And that’s just what had happened to the Commodore boys’ soccer team in the fall. VUHS was upset at home, 1-0, in a D-III quarterfinal by a fluke goal with 11 seconds to go. And the winner, Peoples, went on to claim the title. It was eerily reminiscent.
Let’s just say I hope for better luck for the VUHS baseball team this spring.
“Great days for both,” wrote MUHS Nordic Coach Keith Wilkerson.
Wilkerson was summing up in an email how the Tiger boys’ and girls’ teams did in the one-day championship meets in Craftsbury, where both finished creditable thirds.
Their performances, Wilkerson noted, were impressive for a couple reasons.
First, the skiers on the girls’ team were all first- or second-year skiers except for Phoebe Hussey and Astrid Olsen. Joining Hussey and Olsen in scoring for the Tigers in girls’ classic and freestyle races were Lia Robinson, Ari Graham-Gurland and Naomi Brightman.
The second reason, Wilkerson said, was that several of the top boys’ skiers were returning from injury.
The top five finishers on the boys’ team were Elvis McIntosh, Jack Christner, Lucas Palcsik, Zach Wilkerson, and Baxter Harrington in both races.
Also of note: Mount Abe independent skiers Neil Guy and Joe Graziadei each posted top-10 finishes.

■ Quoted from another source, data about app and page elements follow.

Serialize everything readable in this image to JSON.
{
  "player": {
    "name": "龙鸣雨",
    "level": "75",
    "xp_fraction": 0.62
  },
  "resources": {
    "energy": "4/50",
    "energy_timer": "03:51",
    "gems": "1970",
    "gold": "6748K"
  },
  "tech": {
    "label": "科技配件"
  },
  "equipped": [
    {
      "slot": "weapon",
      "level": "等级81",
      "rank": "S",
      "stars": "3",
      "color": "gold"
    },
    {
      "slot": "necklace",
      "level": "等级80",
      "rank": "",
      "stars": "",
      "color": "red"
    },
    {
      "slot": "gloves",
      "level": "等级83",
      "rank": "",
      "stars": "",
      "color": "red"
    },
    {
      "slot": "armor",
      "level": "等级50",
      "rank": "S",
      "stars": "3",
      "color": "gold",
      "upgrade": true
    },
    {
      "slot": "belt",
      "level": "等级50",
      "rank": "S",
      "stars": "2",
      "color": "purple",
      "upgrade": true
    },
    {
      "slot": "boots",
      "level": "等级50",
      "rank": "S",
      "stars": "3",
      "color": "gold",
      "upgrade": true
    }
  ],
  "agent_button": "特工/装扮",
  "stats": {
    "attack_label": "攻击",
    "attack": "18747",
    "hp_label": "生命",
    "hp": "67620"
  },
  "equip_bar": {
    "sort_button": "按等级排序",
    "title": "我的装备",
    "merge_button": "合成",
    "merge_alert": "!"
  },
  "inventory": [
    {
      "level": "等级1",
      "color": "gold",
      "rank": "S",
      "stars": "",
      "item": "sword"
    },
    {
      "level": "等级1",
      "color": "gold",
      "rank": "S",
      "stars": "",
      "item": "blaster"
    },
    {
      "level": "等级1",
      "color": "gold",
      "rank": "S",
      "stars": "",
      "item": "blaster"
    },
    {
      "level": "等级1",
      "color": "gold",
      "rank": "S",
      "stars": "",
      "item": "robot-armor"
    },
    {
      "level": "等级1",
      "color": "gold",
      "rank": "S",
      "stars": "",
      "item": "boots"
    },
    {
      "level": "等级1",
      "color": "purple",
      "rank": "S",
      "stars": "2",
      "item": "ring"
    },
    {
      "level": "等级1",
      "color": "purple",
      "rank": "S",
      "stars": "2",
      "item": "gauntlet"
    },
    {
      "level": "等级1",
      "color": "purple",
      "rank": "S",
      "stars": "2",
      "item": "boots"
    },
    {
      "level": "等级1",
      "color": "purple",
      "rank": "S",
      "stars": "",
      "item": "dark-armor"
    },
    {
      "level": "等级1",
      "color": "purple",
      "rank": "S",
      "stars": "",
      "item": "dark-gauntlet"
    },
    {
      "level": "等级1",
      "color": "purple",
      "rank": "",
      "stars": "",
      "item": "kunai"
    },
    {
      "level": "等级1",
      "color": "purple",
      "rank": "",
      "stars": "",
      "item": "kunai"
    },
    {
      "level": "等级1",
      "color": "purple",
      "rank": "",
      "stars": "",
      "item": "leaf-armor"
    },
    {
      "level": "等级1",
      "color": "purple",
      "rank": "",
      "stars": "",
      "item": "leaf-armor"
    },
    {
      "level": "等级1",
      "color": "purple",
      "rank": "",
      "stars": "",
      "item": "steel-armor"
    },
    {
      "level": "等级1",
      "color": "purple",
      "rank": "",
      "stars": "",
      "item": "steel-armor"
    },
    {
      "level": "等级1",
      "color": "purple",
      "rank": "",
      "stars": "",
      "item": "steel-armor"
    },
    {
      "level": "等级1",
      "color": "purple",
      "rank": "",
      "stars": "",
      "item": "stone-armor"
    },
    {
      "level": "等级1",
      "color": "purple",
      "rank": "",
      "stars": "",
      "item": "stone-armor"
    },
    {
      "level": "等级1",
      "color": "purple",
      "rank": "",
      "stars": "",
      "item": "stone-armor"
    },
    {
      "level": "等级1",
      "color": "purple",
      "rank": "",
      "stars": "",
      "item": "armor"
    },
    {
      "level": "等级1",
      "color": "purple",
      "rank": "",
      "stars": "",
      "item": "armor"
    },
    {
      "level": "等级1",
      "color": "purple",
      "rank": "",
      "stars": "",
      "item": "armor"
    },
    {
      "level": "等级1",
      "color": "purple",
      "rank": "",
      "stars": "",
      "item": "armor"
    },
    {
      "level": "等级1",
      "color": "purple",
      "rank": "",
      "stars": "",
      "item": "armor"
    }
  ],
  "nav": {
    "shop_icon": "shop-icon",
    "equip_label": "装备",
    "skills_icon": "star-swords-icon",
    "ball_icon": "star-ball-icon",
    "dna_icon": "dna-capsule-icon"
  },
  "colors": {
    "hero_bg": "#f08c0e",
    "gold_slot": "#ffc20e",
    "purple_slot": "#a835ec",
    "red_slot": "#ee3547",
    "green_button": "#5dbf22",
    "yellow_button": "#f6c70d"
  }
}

The Tiger dance team scored among the top several groups in the state in its limited virtual competitions, in which their performances were recorded at MUHS and sent off to be judged.
They saved their best for last in their top discipline, Hip-Hop, finishing tied for second in the state championship competition, but settling for third in a tiebreaker. The Tigers also took fourth in jazz.
Both MUHS hockey teams enjoyed their seasons, even with frustrating COVID-enforced late-season breaks after playing opponents that tested positive after games.
The boys’ hockey team at its best moved the puck quickly and purposefully, forechecked hard and backchecked faithfully, and defended carefully. They won two playoff games, and outshot their top-seeded opponents in a semifinal setback. It was another in a series of strong seasons.
The first game I saw this winter was the Tiger girls’ hockey team opener, a 4-0 win over Missisquoi on Feb. 13.
Afterward I chatted with Coach Matt Brush. We thought that they would play in the D-I postseason. I said they probably weren’t good enough to win the D-I title, given their youth (three eighth-graders) and lack of numbers (not counting four goalies, only nine skaters, enough for only two forward lines and three defenders). I’ve played hockey. You get tired fast.
Prophetically, he said they might be good enough to win a D-II title. On March 24, the Tigers outlasted South Burlington, 2-1, to claim that crown, after hockey coaches got together and rejuggled — fairly — the postseason divisional alignment.
Senior Audrey Schnoor got the goal and the assist on 8th-grader Channing Brush’s third-period game-winner; both were named all-stars.
Coach Brush said the puck might have deflected off the team’s third of four D-II all-stars, freshman Ella Tucker, on the way in. The fourth all-star, senior goalie Abby Hodsden, stopped 25 of 26 shots in the final.
The Tigers were eloquent after the win as they focused on the contributions from and chemistry felt by all 13 players on the roster.
Schnoor summed up: “I’m so happy this is the team that I won the state championship with. I love everyone on the team, and I think that makes a difference.”